Examine the entries and show every line in which the word "icon" is found.

--- Supplied entries Enclosed Below ---

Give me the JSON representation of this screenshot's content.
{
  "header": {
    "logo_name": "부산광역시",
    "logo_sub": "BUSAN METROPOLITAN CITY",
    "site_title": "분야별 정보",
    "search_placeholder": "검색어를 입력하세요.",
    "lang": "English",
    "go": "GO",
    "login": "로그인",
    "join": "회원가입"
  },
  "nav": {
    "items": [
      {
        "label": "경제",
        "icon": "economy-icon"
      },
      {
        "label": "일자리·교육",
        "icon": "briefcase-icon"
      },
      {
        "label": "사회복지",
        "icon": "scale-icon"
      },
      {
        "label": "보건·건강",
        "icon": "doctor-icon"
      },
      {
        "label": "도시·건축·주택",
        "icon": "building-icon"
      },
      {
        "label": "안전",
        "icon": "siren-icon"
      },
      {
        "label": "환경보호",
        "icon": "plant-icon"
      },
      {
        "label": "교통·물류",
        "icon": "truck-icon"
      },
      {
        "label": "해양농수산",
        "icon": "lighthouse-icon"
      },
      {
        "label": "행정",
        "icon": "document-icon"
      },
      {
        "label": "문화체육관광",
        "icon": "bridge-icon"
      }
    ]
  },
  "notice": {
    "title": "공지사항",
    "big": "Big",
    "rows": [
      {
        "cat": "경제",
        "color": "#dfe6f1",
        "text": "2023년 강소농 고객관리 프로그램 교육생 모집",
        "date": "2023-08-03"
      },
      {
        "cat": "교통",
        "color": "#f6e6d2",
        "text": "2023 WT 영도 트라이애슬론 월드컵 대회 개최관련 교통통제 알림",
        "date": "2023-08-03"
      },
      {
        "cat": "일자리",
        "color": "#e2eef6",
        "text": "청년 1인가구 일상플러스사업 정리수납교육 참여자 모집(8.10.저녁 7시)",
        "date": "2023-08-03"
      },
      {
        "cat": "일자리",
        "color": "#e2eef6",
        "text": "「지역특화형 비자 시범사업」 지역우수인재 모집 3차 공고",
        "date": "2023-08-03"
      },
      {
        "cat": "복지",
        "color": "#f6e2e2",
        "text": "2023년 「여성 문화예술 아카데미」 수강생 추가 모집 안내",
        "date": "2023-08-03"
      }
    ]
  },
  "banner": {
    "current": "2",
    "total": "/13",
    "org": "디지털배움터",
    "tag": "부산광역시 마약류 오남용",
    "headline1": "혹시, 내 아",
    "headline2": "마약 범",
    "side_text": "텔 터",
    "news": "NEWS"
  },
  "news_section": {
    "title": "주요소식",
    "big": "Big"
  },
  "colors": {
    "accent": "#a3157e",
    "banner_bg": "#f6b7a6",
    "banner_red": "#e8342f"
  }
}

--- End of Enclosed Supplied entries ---

Answer box –
        "icon": "economy-icon"
        "icon": "briefcase-icon"
        "icon": "scale-icon"
        "icon": "doctor-icon"
        "icon": "building-icon"
        "icon": "siren-icon"
        "icon": "plant-icon"
        "icon": "truck-icon"
        "icon": "lighthouse-icon"
        "icon": "document-icon"
        "icon": "bridge-icon"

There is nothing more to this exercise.